[EXERCISE DIRECTIONS]
Your task is to copy each line of the records that includes the string "this".
• • • •
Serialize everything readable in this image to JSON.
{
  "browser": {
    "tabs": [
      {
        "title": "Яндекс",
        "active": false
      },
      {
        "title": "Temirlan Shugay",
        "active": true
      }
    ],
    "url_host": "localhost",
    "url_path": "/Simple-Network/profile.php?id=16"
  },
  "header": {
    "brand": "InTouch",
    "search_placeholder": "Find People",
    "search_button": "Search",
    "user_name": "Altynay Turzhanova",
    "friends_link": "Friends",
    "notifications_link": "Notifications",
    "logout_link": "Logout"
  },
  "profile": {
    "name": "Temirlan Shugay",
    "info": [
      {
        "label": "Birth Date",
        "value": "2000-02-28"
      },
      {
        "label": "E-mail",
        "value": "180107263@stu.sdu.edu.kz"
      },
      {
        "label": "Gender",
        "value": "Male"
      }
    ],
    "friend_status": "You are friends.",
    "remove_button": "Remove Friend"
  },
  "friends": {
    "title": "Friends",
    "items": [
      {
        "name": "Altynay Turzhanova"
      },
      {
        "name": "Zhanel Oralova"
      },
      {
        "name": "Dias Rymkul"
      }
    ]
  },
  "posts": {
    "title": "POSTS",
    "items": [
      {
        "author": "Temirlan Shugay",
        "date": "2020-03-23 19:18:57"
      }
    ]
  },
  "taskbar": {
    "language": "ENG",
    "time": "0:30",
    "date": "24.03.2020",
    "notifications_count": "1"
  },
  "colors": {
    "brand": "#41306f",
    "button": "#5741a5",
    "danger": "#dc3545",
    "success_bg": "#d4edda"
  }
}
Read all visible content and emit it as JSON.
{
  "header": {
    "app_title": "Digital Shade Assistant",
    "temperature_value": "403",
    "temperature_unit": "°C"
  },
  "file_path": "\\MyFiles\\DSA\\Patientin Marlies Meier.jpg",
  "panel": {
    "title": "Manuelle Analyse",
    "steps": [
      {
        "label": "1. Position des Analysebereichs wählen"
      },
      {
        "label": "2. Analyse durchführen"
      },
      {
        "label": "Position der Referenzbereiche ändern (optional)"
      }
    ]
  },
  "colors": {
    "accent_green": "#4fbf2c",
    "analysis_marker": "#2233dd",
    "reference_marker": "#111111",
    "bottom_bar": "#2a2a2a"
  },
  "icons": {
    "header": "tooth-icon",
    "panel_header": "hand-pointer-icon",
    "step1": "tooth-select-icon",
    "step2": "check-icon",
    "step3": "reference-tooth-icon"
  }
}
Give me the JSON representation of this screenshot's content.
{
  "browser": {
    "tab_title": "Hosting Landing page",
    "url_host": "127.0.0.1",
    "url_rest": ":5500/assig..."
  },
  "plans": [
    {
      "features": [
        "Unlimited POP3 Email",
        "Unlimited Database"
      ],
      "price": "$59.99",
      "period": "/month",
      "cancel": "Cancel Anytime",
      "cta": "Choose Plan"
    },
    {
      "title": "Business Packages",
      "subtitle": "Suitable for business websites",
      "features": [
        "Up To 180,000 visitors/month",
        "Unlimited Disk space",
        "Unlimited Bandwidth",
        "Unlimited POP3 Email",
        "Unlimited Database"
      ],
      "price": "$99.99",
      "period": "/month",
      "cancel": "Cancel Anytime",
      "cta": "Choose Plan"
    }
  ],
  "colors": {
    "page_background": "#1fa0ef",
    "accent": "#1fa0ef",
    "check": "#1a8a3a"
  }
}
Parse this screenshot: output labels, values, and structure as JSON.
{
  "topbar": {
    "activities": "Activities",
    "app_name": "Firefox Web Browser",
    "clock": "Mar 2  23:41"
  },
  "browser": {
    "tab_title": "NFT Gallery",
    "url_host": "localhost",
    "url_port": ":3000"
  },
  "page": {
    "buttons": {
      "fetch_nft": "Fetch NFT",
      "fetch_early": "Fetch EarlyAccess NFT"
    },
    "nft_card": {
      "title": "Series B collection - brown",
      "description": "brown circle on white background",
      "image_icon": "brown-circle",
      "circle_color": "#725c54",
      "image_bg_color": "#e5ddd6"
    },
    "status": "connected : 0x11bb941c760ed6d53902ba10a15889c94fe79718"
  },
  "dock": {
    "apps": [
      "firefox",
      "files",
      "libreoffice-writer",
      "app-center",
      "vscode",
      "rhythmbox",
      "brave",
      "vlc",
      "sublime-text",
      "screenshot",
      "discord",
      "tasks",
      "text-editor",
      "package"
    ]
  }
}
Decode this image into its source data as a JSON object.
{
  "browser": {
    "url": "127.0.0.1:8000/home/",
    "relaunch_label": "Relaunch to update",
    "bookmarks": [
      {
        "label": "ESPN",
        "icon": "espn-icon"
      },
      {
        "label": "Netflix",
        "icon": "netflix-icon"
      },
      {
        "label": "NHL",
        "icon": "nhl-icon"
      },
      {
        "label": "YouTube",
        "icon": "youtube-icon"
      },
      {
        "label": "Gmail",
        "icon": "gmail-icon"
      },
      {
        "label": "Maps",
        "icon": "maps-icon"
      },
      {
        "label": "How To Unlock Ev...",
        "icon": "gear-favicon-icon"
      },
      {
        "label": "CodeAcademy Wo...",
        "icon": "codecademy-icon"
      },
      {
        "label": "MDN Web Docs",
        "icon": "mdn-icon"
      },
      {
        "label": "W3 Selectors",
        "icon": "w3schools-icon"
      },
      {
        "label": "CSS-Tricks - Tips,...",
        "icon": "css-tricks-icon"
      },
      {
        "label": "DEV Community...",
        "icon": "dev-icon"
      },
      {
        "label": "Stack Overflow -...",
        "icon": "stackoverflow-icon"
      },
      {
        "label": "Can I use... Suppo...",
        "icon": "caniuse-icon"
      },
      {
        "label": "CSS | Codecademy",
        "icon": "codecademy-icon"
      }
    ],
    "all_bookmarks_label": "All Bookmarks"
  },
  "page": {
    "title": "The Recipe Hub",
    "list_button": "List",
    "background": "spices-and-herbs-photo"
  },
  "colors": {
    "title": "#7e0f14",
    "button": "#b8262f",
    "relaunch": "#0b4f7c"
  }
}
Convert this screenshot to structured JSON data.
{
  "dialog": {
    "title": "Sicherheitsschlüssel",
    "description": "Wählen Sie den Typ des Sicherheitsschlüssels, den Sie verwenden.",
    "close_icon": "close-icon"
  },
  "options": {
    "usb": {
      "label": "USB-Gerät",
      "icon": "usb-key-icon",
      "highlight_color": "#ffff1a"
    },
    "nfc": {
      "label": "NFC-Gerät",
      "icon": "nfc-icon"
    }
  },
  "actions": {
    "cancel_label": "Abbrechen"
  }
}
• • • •
[SOLUTION TO THE PROBLEM]
Serialize everything readable in this image to JSON.
Give me the JSON representation of this screenshot's content.
Parse this screenshot: output labels, values, and structure as JSON.
Decode this image into its source data as a JSON object.
Convert this screenshot to structured JSON data.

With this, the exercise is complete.